Furthermore, is it all possible, rational or feasible that the unanimous testimony of the prophets and saints, who are like the suns, moons, and stars in human society, concerning the existence of the angels and spirit beings and their actually seeing them, should be prey to doubts or be the object of suspicion? Especially since they are qualified to speak in this matter. It is obvious that two people who are qualified to speak on a matter are preferable to thousands who are not. Moreover, in this question they are affirming a matter, and people who affirm a matter are preferable to thousands who deny or reject it.

Is it at all possible for there to be any doubt concerning the statements of the Qur’an of Miraculous Exposition, the Sun of Suns in the world of truths, which never at any time sets, shining continuously in the skies of the universe? And can there be doubt concerning the testimony and witnessings of the Muhammadan Being (PBUH), the Sun of Prophethood?
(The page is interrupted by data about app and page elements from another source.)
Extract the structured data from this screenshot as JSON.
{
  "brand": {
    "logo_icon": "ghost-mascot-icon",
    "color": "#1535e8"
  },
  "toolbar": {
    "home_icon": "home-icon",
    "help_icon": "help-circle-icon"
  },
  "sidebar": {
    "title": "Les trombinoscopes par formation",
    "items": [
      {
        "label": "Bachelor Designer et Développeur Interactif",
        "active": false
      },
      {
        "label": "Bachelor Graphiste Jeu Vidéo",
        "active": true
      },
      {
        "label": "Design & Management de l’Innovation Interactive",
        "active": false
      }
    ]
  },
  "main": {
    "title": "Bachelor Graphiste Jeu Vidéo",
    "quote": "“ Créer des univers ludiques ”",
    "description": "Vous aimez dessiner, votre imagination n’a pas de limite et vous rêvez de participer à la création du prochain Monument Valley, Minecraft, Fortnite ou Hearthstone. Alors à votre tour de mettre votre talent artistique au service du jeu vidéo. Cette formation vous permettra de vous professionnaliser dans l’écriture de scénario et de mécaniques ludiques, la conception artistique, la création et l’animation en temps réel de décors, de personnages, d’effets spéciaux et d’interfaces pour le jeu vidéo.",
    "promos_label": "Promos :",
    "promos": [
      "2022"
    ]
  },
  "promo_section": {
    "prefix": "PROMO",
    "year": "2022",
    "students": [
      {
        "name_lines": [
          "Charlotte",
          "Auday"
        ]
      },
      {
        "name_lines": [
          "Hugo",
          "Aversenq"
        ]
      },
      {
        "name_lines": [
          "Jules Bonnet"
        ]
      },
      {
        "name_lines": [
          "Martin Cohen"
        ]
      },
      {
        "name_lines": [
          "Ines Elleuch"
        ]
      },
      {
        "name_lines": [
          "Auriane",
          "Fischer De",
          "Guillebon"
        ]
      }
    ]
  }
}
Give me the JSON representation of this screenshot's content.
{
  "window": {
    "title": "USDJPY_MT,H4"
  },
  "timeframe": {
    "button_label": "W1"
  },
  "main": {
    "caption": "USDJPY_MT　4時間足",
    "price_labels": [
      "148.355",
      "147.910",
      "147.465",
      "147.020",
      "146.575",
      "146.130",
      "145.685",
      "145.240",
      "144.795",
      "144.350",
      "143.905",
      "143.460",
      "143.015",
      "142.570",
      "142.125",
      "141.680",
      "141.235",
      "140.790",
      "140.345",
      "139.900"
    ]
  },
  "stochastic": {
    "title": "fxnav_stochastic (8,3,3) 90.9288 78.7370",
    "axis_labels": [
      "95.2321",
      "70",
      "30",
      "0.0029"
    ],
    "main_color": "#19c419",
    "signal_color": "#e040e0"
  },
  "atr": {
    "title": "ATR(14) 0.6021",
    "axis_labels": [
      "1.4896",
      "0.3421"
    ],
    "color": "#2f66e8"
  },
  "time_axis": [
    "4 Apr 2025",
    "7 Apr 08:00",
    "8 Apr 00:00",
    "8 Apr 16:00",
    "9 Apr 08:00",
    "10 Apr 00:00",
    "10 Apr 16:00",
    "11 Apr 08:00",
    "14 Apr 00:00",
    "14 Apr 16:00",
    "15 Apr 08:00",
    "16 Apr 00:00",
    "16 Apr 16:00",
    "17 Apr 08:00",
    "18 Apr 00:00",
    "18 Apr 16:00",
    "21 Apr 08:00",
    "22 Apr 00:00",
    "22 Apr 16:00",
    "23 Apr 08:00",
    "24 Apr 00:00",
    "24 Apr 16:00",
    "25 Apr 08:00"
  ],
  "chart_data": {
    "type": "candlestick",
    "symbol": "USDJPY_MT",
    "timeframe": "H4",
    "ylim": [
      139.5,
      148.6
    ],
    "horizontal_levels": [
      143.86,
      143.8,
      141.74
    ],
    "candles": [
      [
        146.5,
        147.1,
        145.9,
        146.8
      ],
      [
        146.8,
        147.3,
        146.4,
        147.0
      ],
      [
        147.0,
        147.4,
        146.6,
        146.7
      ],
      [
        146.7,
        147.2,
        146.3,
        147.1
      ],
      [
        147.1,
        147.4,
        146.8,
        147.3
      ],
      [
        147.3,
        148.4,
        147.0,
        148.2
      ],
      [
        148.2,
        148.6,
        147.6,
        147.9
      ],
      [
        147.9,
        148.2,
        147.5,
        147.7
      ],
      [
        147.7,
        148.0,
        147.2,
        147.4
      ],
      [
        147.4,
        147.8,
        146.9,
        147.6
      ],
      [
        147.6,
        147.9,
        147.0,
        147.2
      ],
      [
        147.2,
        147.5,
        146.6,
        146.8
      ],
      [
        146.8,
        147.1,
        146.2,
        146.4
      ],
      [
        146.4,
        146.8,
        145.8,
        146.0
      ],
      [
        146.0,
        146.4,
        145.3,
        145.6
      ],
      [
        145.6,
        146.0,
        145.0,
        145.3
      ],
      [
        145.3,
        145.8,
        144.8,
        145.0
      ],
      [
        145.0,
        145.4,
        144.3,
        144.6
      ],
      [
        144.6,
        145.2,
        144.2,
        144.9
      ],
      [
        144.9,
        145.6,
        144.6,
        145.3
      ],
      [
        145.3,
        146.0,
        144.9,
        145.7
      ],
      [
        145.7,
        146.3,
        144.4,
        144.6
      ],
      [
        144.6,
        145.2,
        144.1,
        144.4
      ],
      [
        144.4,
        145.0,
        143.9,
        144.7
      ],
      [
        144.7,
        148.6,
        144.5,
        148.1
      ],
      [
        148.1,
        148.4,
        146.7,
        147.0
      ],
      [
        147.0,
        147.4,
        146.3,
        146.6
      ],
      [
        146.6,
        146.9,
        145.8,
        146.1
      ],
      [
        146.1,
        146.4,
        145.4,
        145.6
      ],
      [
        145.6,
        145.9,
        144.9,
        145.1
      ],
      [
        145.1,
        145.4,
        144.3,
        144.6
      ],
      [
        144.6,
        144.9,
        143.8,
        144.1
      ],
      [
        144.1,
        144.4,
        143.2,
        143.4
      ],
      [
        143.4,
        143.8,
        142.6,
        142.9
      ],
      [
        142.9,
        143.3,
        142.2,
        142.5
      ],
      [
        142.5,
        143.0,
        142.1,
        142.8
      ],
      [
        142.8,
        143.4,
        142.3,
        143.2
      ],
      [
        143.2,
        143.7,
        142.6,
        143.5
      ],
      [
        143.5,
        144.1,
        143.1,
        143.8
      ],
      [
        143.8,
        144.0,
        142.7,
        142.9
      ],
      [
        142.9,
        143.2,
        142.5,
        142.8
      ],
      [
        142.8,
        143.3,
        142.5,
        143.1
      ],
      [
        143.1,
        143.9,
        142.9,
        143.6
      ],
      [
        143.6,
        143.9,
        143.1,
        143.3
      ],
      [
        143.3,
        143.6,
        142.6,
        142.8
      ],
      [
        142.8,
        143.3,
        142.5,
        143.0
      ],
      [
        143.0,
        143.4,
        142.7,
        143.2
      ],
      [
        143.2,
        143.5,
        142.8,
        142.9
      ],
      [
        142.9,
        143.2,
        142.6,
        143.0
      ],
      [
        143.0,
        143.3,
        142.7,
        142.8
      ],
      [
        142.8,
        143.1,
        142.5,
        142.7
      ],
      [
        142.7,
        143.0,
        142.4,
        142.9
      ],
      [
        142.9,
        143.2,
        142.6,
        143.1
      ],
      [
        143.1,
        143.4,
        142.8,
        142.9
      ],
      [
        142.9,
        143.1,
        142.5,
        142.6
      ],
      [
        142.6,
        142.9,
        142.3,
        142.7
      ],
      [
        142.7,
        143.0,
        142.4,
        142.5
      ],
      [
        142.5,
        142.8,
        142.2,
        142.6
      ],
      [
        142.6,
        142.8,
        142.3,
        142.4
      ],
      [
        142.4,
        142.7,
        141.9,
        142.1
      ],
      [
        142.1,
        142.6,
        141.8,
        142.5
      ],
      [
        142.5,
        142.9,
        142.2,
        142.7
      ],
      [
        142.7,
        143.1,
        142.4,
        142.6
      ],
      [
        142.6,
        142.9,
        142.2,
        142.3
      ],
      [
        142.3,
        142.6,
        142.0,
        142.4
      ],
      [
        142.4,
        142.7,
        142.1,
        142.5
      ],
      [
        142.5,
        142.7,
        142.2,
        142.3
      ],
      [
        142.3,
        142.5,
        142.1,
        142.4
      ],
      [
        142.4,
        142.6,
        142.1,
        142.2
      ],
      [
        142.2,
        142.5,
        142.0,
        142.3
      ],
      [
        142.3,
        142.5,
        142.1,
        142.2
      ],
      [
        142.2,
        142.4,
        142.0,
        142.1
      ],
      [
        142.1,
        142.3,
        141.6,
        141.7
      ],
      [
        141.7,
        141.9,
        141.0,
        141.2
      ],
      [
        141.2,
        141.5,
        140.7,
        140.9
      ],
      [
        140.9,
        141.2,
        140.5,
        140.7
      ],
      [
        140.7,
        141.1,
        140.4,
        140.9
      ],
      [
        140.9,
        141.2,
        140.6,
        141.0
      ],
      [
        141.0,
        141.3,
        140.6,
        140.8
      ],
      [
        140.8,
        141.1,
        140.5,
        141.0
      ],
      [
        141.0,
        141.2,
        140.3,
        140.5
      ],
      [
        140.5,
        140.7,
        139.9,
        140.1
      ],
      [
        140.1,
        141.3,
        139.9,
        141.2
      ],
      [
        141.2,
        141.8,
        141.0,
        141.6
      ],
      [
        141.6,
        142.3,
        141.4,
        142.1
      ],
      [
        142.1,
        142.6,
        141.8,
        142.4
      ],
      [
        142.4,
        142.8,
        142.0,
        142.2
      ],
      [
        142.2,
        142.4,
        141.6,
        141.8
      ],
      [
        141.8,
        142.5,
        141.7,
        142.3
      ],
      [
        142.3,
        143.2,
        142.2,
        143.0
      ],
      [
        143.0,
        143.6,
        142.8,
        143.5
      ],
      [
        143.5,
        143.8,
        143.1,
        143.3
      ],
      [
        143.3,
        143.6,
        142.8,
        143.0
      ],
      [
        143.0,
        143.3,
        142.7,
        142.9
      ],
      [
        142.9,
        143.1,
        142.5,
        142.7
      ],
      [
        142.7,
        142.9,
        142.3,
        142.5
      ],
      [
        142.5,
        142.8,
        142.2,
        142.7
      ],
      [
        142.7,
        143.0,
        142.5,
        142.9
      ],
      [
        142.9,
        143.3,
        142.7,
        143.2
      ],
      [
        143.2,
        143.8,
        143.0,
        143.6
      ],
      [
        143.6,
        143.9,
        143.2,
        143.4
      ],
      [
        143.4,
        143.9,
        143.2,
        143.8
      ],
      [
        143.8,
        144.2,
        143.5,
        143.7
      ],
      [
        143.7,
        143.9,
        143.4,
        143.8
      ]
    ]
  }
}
Since, if on a single occasion the existence of a single spirit being is verified, this demonstrates the real existence of the whole species; and since it proves the existence of the whole species to be true, for sure, the best and most rational and acceptable form of their real existence will be similar to that expounded by the Shari‘a, described by the Qur’an, and seen by the One who ascended to a “distance of two bow-lengths.”